Data analysts GfK has revealed the findings of its Consumer Climate Europe study for the third quarter of 2016.
The top transnational issue in the third quarter, especially at the beginning, was the British people’s decision to leave the EU. It was otherwise mainly country-specific themes that dominated discussions in the individual European countries, GfK explains. The economic and income expectations and propensity to buy indicators have not developed uniformly across Europe. Overall, the consumer climate for the EU28 fell from 13.1 points to 12.3 points from June to September 2016.
The beginning of the third quarter was marked by the UK’s decision to leave the EU at the end of June. In almost all European countries and particularly in the UK, consumer confidence and above all economic expectations fell, dramatically so in some cases. The consumer climate EU28 fell from 13.1 points in June to 10.0 points in July. By September, it had recovered to 12.3 points. Already in August, however, discussions about Brexit had become significantly more subdued across Europe. Other country-specific themes in particular prevailed. It will only be possible to forecast with certainty the implications of Brexit on the mood of European consumers once the actual negotiations have begun and the UK’s exit draws closer, GfK adds.
In economic terms, Europe is developing positively. Almost all countries are reporting economic growth, in some cases at very impressive rates. This is also reflected by the unemployment figures. In most countries, employment is rising and unemployment rates are falling. However, these positive aspects are not leading to a fundamental increase in economic and income expectations among consumers. Propensity to buy, too, has not always been consistent with the general economic development of each country. Other country-specific issues also currently appear to be at play, as well as general psychological factors and fundamental uncertainties, such as the ongoing war in Syria, terrorist attacks in France and Germany, the rise of right-wing populist parties in elections and polls and the upcoming US presidential election.
United Kingdom: Economic expectations recover after Brexit crash
Following the Brexit referendum by the British in June, economic expectations initially fell; from -5.9 points in June to -28.3 in July. That was the lowest indicator value since October 2012. By September it had recovered, however, and currently stands at -1.8 points. This more than compensated for the Brexit losses.
The picture was similar for income expectations. In July, the indicator initially fell by 21.4 points to -2.2 points. The indicator has stabilized since then. In September, it stood at 13.7 points. This means that, despite the decision to withdraw from the EU, the British are expecting a moderate increase in their income and a slight decline in unemployment over the coming months.
Unlike the other two indicators, the propensity to buy value did not fluctuate as significantly during the third quarter.
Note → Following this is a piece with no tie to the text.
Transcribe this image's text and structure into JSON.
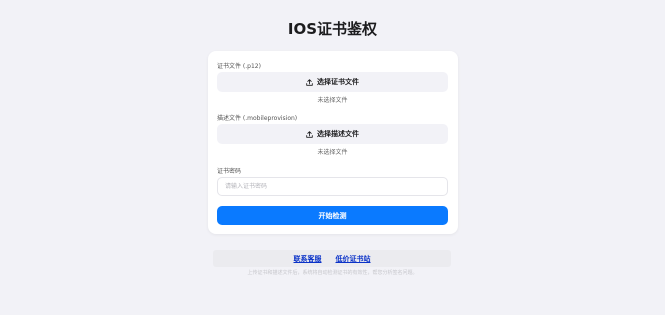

While the indicator also suffered significant losses from June to July, by September it stood at almost the same value (6.7 points) as it did in June (6.0 points). The impact of the Brexit negotiations between the United Kingdom and the EU on the consumer climate and the individual indicators will only become clear next year.